Supplied data:
━━━━━━

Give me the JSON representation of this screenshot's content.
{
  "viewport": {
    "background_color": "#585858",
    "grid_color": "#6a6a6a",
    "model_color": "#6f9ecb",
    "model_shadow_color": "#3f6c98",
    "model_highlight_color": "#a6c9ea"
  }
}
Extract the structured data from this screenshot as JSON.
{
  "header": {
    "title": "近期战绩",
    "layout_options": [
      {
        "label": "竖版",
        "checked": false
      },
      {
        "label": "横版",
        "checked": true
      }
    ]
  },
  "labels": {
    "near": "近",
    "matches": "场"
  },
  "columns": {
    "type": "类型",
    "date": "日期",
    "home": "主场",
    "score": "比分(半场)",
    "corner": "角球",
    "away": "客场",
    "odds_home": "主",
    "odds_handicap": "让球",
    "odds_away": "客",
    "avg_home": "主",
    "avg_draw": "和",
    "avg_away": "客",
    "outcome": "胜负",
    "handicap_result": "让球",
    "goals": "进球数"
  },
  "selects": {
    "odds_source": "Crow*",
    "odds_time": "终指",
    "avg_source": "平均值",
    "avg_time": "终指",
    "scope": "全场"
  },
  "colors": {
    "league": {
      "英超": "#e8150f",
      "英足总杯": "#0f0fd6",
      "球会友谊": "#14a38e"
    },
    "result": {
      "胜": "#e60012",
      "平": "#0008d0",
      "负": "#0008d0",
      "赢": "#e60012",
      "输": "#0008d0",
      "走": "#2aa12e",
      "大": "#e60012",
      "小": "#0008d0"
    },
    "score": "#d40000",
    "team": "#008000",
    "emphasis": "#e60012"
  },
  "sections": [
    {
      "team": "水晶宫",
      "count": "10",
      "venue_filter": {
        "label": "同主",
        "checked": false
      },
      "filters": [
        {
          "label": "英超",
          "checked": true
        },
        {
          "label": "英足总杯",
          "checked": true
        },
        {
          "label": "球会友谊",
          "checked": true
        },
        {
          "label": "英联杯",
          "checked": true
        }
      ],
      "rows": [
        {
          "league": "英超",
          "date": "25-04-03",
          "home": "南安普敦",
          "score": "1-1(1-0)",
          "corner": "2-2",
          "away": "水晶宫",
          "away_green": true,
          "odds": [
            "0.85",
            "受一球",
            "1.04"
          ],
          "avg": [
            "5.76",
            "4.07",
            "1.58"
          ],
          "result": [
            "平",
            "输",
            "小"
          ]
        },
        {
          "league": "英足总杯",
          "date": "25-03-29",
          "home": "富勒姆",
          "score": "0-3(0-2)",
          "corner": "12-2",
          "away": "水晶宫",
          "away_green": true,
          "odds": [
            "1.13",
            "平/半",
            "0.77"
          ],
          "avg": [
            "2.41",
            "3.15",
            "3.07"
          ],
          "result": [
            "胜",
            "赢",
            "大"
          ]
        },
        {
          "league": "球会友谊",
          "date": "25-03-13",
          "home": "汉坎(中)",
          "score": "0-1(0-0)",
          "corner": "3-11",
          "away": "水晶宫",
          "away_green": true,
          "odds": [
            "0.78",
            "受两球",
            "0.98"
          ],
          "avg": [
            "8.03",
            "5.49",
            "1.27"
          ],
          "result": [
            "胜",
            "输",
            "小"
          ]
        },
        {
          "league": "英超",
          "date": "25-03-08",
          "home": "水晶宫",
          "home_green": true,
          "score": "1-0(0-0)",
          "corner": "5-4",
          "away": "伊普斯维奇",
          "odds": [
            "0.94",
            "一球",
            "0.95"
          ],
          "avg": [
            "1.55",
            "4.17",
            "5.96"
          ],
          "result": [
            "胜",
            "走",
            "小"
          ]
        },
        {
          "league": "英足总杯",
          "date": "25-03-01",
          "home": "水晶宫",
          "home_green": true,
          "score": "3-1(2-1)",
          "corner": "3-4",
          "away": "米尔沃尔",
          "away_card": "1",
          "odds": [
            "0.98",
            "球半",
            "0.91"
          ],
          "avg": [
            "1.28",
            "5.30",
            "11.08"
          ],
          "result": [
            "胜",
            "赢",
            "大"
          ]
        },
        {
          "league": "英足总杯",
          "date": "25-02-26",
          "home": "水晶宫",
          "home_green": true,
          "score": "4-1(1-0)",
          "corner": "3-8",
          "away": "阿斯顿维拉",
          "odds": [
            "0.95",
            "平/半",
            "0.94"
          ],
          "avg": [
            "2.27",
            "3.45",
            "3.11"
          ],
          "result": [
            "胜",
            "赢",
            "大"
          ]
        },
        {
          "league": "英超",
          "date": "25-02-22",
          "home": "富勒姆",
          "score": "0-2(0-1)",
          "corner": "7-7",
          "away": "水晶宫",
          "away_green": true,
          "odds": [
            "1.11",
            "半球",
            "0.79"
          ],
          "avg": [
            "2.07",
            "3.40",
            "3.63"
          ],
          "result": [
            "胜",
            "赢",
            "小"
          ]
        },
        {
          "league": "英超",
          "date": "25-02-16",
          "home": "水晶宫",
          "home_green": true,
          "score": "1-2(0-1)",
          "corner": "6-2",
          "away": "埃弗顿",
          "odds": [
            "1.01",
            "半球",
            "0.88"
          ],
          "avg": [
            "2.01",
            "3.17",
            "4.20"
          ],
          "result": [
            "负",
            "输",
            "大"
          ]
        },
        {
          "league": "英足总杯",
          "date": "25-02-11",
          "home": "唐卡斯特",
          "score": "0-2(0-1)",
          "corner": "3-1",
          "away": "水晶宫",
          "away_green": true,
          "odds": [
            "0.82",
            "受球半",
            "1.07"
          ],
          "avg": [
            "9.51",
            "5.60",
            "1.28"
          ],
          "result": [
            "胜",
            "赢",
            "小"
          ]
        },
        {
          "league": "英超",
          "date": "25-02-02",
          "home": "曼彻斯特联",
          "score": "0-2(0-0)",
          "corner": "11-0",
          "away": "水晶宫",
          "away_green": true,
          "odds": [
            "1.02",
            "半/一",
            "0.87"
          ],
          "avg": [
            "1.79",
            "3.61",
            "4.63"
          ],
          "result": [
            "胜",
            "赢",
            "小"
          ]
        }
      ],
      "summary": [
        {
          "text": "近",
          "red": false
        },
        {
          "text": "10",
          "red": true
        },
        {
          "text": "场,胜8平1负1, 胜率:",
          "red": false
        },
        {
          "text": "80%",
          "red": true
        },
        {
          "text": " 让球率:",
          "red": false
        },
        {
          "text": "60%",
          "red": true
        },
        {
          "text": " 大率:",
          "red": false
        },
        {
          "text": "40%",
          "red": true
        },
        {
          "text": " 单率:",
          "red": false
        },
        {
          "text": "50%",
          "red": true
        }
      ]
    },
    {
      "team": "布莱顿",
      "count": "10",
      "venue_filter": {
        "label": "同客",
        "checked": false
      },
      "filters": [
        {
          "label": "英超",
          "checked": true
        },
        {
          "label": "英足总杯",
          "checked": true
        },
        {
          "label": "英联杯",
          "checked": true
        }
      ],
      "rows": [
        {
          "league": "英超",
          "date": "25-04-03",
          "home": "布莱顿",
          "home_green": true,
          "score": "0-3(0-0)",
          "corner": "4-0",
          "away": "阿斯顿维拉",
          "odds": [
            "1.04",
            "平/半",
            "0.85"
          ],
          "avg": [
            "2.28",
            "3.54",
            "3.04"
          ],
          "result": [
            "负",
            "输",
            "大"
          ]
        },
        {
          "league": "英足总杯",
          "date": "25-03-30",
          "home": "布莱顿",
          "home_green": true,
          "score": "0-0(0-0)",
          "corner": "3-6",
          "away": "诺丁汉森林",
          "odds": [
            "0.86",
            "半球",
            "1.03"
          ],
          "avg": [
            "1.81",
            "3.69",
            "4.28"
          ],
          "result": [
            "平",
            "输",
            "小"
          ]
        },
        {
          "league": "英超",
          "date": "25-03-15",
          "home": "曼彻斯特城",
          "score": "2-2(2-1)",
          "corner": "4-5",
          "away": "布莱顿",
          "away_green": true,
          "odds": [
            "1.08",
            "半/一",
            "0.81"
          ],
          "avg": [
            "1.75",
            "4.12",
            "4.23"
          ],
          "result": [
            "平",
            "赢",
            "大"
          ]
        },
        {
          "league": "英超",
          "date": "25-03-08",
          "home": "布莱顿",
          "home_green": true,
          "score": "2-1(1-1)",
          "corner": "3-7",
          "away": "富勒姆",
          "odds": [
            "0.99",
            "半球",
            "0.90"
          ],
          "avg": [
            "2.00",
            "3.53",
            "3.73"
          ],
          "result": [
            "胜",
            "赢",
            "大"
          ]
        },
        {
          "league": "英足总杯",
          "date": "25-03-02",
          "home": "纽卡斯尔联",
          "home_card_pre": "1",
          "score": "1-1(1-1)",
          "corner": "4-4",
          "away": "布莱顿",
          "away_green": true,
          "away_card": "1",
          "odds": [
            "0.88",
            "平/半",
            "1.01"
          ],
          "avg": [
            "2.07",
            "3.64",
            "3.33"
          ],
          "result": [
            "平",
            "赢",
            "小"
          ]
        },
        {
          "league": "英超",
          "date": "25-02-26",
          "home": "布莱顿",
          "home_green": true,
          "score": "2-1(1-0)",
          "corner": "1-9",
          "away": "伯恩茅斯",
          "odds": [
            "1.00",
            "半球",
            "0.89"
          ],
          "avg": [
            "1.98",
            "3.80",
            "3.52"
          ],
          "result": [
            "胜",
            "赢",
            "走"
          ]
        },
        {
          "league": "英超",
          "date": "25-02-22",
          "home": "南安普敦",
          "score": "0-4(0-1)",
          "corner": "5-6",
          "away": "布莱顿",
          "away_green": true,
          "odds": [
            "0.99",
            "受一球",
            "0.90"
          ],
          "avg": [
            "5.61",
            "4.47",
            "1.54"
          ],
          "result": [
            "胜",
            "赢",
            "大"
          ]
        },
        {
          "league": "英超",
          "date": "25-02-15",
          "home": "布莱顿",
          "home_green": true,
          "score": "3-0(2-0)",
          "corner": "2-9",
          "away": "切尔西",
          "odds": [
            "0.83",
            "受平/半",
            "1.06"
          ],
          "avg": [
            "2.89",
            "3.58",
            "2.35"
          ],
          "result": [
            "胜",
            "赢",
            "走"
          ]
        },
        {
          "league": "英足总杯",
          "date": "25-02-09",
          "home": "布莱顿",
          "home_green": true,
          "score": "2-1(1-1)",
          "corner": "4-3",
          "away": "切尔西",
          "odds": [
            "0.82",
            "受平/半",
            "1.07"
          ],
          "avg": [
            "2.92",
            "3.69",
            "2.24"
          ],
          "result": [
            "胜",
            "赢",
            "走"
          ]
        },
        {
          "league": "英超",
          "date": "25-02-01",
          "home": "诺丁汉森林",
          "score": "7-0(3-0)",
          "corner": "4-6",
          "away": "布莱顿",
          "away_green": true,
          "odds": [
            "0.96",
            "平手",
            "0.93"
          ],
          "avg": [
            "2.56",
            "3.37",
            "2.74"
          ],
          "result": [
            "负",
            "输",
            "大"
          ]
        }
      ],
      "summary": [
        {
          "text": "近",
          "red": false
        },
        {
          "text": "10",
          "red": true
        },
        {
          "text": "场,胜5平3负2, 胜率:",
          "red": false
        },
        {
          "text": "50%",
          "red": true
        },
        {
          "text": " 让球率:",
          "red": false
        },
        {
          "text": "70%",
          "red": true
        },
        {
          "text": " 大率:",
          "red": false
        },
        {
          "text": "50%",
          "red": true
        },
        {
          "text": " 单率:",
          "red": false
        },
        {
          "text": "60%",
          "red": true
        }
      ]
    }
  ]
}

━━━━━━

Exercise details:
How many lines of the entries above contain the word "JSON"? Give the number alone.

Task result:
2